* [Assignment] Print the full set of records below, character for character and picture-free.

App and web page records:

_ _ _

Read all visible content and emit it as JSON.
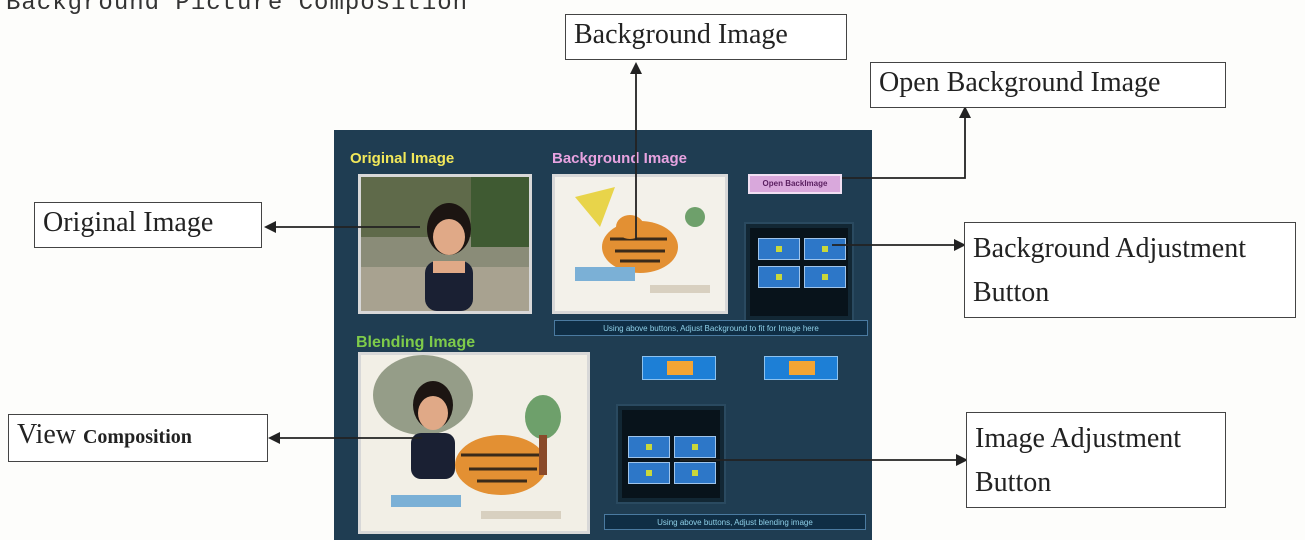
{
  "header": {
    "title": "Background Picture Composition"
  },
  "callouts": {
    "background_image": "Background Image",
    "open_background_image": "Open Background Image",
    "original_image": "Original Image",
    "background_adjustment_line1": "Background Adjustment",
    "background_adjustment_line2": "Button",
    "view_prefix": "View",
    "view_composition": "Composition",
    "image_adjustment_line1": "Image Adjustment",
    "image_adjustment_line2": "Button"
  },
  "app": {
    "original_label": "Original Image",
    "background_label": "Background Image",
    "blending_label": "Blending Image",
    "open_button": "Open BackImage",
    "background_hint": "Using above buttons, Adjust Background to fit for Image here",
    "blending_hint": "Using above buttons, Adjust blending image",
    "colors": {
      "panel": "#1f3d52",
      "original_label": "#f2e85a",
      "background_label": "#e7a3e0",
      "blending_label": "#7ecb4a"
    }
  }
}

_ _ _

* [Worked solution]
Read all visible content and emit it as JSON.
{
  "header": {
    "title": "Background Picture Composition"
  },
  "callouts": {
    "background_image": "Background Image",
    "open_background_image": "Open Background Image",
    "original_image": "Original Image",
    "background_adjustment_line1": "Background Adjustment",
    "background_adjustment_line2": "Button",
    "view_prefix": "View",
    "view_composition": "Composition",
    "image_adjustment_line1": "Image Adjustment",
    "image_adjustment_line2": "Button"
  },
  "app": {
    "original_label": "Original Image",
    "background_label": "Background Image",
    "blending_label": "Blending Image",
    "open_button": "Open BackImage",
    "background_hint": "Using above buttons, Adjust Background to fit for Image here",
    "blending_hint": "Using above buttons, Adjust blending image",
    "colors": {
      "panel": "#1f3d52",
      "original_label": "#f2e85a",
      "background_label": "#e7a3e0",
      "blending_label": "#7ecb4a"
    }
  }
}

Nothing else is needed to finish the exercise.